Census geography: Bridging data from prior years to the 2010 tract boundaries
The continual change in geography between successive censuses is a major barrier for longitudinal analysis. Census tracts are fundamental enumeration units for the U.S. decennial censuses and their boundaries very often change over time. In every new census many tracts are split, consolidated, or changed in other ways from the previous boundaries to reflect population growth or decline.
US2010 presents here a Longitudinal Tract Data Base (LTDB), which provides public-use tools to create estimates within 2010 tract boundaries for any tract-level data (from the census or other sources) that are available for prior years as early as 1970. We also provide a Backwards LTDB in which data provided in 2010 tract boundaries can be estimated within 2000 boundaries.
The LTDB was developed by a team including John Logan (Brown University), Zengwang Xu (University of Wisconsin, Milwaukee) and Brian Stults (Florida State University). The tract data for 1970-2010 that are included in the LTDB standard data set were prepared by Miao Chunyu (Brown University) from files downloaded from the NHGIS.
- The combination of population and area weighting that we employ between 2000 and 2010 has a high degree of accuracy. This is in many respects the same approach taken by the commercially available Neighborhood Change Data Base or NCDB (Tatian 2003) for 1990-2000. There are two sources of error in these estimates.
- One problem is that blocks in 2000 are sometimes split into different portions that are assigned to different 2010 tracts. We allocate the block population to 2010 tracts in proportion to the area of these block fragments. Since blocks are usually small and have few residents, this aspect of the estimation is unlikely to cause much error.
- A second source of error is probably more important, and it is found in both the LTDB and NCDB. When part of a tract in 2000 is reallocated into a new tract in 2010, we assume that the kinds of people living in that fragment are the same as in the fragment that is reallocated into another new tract. Census tracts are somewhat homogeneous, and on average the people living anywhere in a tract tend to be more like one another than like people in other tracts. But there remains the possibility that in some cases the composition of different tract fragments is quite dissimilar. A reliable check on this problem would require access to the original census data.

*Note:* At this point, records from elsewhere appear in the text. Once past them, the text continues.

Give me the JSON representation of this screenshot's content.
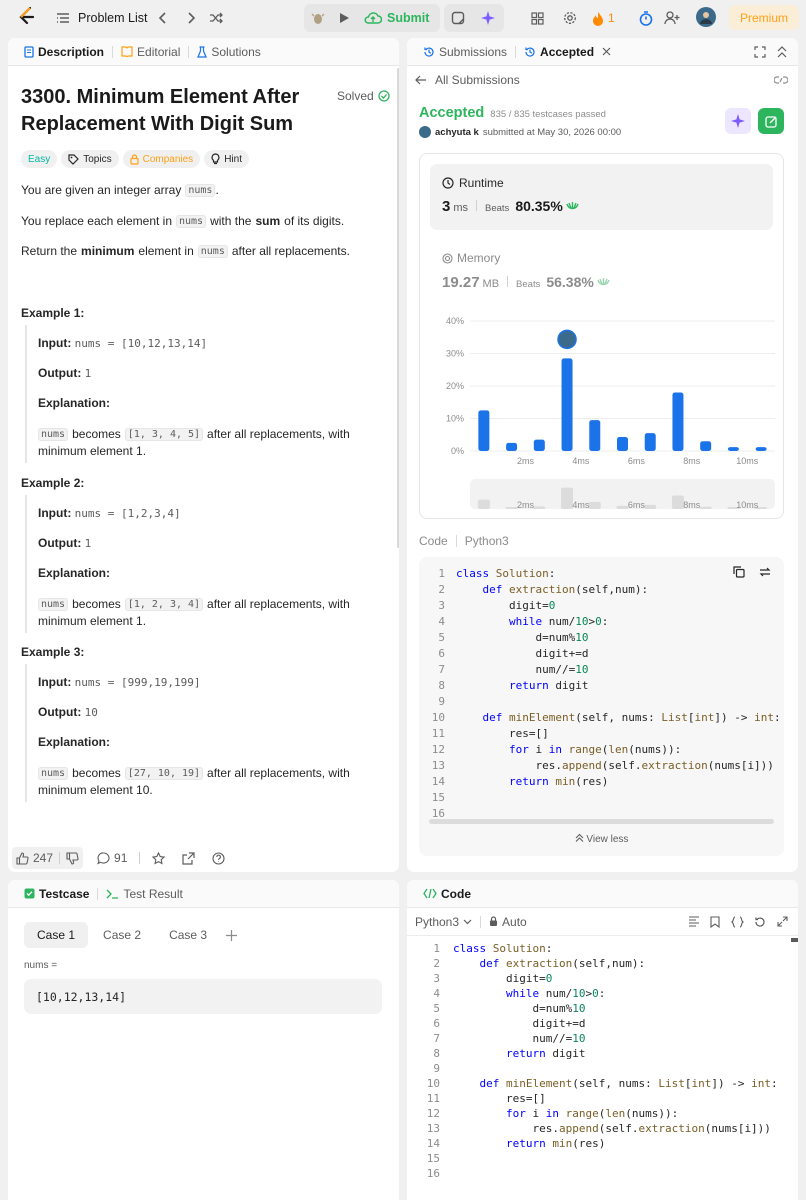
{
  "topbar": {
    "problem_list": "Problem List",
    "submit": "Submit",
    "streak": "1",
    "premium": "Premium"
  },
  "left_tabs": {
    "description": "Description",
    "editorial": "Editorial",
    "solutions": "Solutions"
  },
  "problem": {
    "title_line1": "3300. Minimum Element After",
    "title_line2": "Replacement With Digit Sum",
    "solved": "Solved",
    "difficulty": "Easy",
    "topics": "Topics",
    "companies": "Companies",
    "hint": "Hint",
    "p1_a": "You are given an integer array",
    "p1_code": "nums",
    "p1_b": ".",
    "p2_a": "You replace each element in",
    "p2_code": "nums",
    "p2_b": "with the",
    "p2_bold": "sum",
    "p2_c": "of its digits.",
    "p3_a": "Return the",
    "p3_bold": "minimum",
    "p3_b": "element in",
    "p3_code": "nums",
    "p3_c": "after all replacements.",
    "examples": [
      {
        "title": "Example 1:",
        "input_label": "Input:",
        "input": "nums = [10,12,13,14]",
        "output_label": "Output:",
        "output": "1",
        "explanation_label": "Explanation:",
        "exp_code1": "nums",
        "exp_a": "becomes",
        "exp_code2": "[1, 3, 4, 5]",
        "exp_b": "after all replacements, with",
        "exp_c": "minimum element 1."
      },
      {
        "title": "Example 2:",
        "input_label": "Input:",
        "input": "nums = [1,2,3,4]",
        "output_label": "Output:",
        "output": "1",
        "explanation_label": "Explanation:",
        "exp_code1": "nums",
        "exp_a": "becomes",
        "exp_code2": "[1, 2, 3, 4]",
        "exp_b": "after all replacements, with",
        "exp_c": "minimum element 1."
      },
      {
        "title": "Example 3:",
        "input_label": "Input:",
        "input": "nums = [999,19,199]",
        "output_label": "Output:",
        "output": "10",
        "explanation_label": "Explanation:",
        "exp_code1": "nums",
        "exp_a": "becomes",
        "exp_code2": "[27, 10, 19]",
        "exp_b": "after all replacements, with",
        "exp_c": "minimum element 10."
      }
    ],
    "likes": "247",
    "comments": "91"
  },
  "right_tabs": {
    "submissions": "Submissions",
    "accepted": "Accepted"
  },
  "submission": {
    "all_submissions": "All Submissions",
    "status": "Accepted",
    "testcases": "835 / 835 testcases passed",
    "user": "achyuta k",
    "submitted_at": "submitted at May 30, 2026 00:00",
    "runtime_label": "Runtime",
    "runtime_value": "3",
    "runtime_unit": "ms",
    "beats_label": "Beats",
    "runtime_beats": "80.35%",
    "memory_label": "Memory",
    "memory_value": "19.27",
    "memory_unit": "MB",
    "memory_beats": "56.38%",
    "code_label": "Code",
    "lang_label": "Python3",
    "view_less": "View less"
  },
  "chart_data": {
    "type": "bar",
    "x": [
      0.5,
      1.5,
      2.5,
      3.5,
      4.5,
      5.5,
      6.5,
      7.5,
      8.5,
      9.5,
      10.5
    ],
    "values": [
      12.5,
      2.5,
      3.5,
      28.5,
      9.5,
      4.3,
      5.5,
      18,
      3,
      1.2,
      1.2
    ],
    "highlight_index": 3,
    "yticks": [
      "40%",
      "30%",
      "20%",
      "10%",
      "0%"
    ],
    "ylim": [
      0,
      40
    ],
    "xticks": [
      "2ms",
      "4ms",
      "6ms",
      "8ms",
      "10ms"
    ],
    "xtick_values": [
      2,
      4,
      6,
      8,
      10
    ],
    "xlim": [
      0,
      11
    ],
    "grid": true,
    "color": "#1a73e8"
  },
  "code_lines": [
    "class Solution:",
    "    def extraction(self,num):",
    "        digit=0",
    "        while num/10>0:",
    "            d=num%10",
    "            digit+=d",
    "            num//=10",
    "        return digit",
    "",
    "    def minElement(self, nums: List[int]) -> int:",
    "        res=[]",
    "        for i in range(len(nums)):",
    "            res.append(self.extraction(nums[i]))",
    "        return min(res)",
    "",
    ""
  ],
  "testcase": {
    "tab_testcase": "Testcase",
    "tab_result": "Test Result",
    "case1": "Case 1",
    "case2": "Case 2",
    "case3": "Case 3",
    "var_label": "nums =",
    "var_value": "[10,12,13,14]"
  },
  "editor": {
    "title": "Code",
    "language": "Python3",
    "mode": "Auto"
  }
}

- For researchers wishing to harmonize data for pre-2000 census tracts, one option is to acquire the NCDB files for 1970-1990 adjusted to 2000 boundaries and then apply the LTDB to bridge these data to 2010. The LTDB also provides a method for bridging to 1970-1990 tract boundaries. However the LTDB relies solely on interpolation based on land area for 1990, while NCDB interpolates based on block populations and (using the street grid as a proxy for population density) on the distribution of population within blocks. Therefore NCDB estimates for 1990 should be more reliable. (Both sources uses area interpolation for 1970 and 1980.)
- There are situations in which utilizing the NCDB in this fashion is a less satisfactory solution, two of which deserve emphasis here. Most important, NCDB does not provide linked files for all census variables, but only for a selection of variables from the sample count files. In addition researchers are increasingly working with information aggregated to the tract level from non-census sources, such as criminal justice, public health, and voting records. To meet their needs requires a tool to convert such data to the 2010 boundaries. The LTDB offers an open-source crosswalk to link data from 1970-2000 to 2010, and it also provides user-friendly programming code to bridge data across years.

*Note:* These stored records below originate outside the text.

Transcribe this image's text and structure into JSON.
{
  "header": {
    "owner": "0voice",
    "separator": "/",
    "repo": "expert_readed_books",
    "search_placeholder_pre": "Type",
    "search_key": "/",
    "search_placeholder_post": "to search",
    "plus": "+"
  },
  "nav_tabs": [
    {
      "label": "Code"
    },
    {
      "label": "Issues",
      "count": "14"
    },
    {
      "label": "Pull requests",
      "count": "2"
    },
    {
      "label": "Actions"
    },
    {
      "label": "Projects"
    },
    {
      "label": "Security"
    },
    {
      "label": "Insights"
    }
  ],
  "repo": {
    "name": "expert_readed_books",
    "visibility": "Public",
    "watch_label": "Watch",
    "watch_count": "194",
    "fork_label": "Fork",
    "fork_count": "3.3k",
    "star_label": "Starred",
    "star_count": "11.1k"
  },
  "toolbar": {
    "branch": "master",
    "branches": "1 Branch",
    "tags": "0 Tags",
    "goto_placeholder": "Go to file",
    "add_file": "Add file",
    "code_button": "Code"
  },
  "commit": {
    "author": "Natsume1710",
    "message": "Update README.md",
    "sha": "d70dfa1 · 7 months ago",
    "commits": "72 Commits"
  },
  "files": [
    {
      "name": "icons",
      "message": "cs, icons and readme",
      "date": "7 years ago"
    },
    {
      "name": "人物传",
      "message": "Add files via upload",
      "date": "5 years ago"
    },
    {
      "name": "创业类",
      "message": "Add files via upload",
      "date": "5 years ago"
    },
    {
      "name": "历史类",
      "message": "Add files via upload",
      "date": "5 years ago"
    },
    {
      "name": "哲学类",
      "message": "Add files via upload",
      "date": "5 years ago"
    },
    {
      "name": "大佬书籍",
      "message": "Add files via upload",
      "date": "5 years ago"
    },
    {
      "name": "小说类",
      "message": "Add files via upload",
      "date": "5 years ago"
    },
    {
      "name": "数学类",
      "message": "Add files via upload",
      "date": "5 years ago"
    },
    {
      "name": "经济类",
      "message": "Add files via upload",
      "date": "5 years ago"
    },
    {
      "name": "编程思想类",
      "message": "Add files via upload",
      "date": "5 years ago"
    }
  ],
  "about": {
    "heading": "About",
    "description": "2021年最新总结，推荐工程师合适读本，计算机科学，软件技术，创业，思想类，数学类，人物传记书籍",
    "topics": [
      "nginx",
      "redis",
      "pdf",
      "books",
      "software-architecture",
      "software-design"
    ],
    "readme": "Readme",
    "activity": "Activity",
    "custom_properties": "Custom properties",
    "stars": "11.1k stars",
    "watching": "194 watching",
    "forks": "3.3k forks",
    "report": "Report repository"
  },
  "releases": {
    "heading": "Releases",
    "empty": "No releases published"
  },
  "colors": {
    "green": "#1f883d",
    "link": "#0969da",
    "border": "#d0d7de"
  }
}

Note that much of the U.S. was not divided into census tracts in 1970, and even in 1980 many less populated areas were not tracted. Consequently many 2010 tracts will have missing values for 1970 and 1980.
Evolution of tracted areas in the U.S., 1970-1990. Blue areas were tracted in 1970; areas in red were added in 1980. In 1990 the entire nation was divided into census tracts
For more information about the LTDB, select one of the following links:
Logan, John R., Zengwang Xu, and Brian Stults. 2014. "Interpolating US Decennial Census Tract Data from as Early as 1970 to 2010: A Longitudinal Tract Database" The Professional Geographer 66(3): 412–420. (Click here to download).
Tatian, P. A. 2003. Neighborhood Change Database (NCDB) 1970-2000 Tract Data: Data Users Guide. Washington, DC: Urban Institute.